**EXERCISE PROMPT**.
Write each record again exactly as it stands.

**PROVIDED RECORDS**.
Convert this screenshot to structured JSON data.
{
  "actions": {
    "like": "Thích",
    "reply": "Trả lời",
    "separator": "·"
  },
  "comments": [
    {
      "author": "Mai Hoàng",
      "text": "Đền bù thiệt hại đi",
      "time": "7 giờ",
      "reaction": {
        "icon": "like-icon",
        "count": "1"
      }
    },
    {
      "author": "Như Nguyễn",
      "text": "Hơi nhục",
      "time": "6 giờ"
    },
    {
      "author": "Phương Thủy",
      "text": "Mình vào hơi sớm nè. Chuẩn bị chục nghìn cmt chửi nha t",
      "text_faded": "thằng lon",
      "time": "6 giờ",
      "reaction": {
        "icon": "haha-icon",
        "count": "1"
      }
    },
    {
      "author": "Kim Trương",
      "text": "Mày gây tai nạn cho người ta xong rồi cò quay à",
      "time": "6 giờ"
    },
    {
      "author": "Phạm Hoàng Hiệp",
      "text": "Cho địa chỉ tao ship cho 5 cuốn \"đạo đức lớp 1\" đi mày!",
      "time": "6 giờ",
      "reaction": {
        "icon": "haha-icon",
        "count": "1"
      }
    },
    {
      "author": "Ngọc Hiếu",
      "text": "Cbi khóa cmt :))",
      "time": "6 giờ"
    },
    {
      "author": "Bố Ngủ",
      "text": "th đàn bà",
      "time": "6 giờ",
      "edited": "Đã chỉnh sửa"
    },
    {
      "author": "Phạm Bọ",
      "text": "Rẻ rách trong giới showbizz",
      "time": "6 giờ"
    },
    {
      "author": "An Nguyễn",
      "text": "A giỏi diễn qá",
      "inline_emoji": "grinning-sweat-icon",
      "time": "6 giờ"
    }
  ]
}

**EXERCISE ANSWER**.
Convert this screenshot to structured JSON data.
{
  "actions": {
    "like": "Thích",
    "reply": "Trả lời",
    "separator": "·"
  },
  "comments": [
    {
      "author": "Mai Hoàng",
      "text": "Đền bù thiệt hại đi",
      "time": "7 giờ",
      "reaction": {
        "icon": "like-icon",
        "count": "1"
      }
    },
    {
      "author": "Như Nguyễn",
      "text": "Hơi nhục",
      "time": "6 giờ"
    },
    {
      "author": "Phương Thủy",
      "text": "Mình vào hơi sớm nè. Chuẩn bị chục nghìn cmt chửi nha t",
      "text_faded": "thằng lon",
      "time": "6 giờ",
      "reaction": {
        "icon": "haha-icon",
        "count": "1"
      }
    },
    {
      "author": "Kim Trương",
      "text": "Mày gây tai nạn cho người ta xong rồi cò quay à",
      "time": "6 giờ"
    },
    {
      "author": "Phạm Hoàng Hiệp",
      "text": "Cho địa chỉ tao ship cho 5 cuốn \"đạo đức lớp 1\" đi mày!",
      "time": "6 giờ",
      "reaction": {
        "icon": "haha-icon",
        "count": "1"
      }
    },
    {
      "author": "Ngọc Hiếu",
      "text": "Cbi khóa cmt :))",
      "time": "6 giờ"
    },
    {
      "author": "Bố Ngủ",
      "text": "th đàn bà",
      "time": "6 giờ",
      "edited": "Đã chỉnh sửa"
    },
    {
      "author": "Phạm Bọ",
      "text": "Rẻ rách trong giới showbizz",
      "time": "6 giờ"
    },
    {
      "author": "An Nguyễn",
      "text": "A giỏi diễn qá",
      "inline_emoji": "grinning-sweat-icon",
      "time": "6 giờ"
    }
  ]
}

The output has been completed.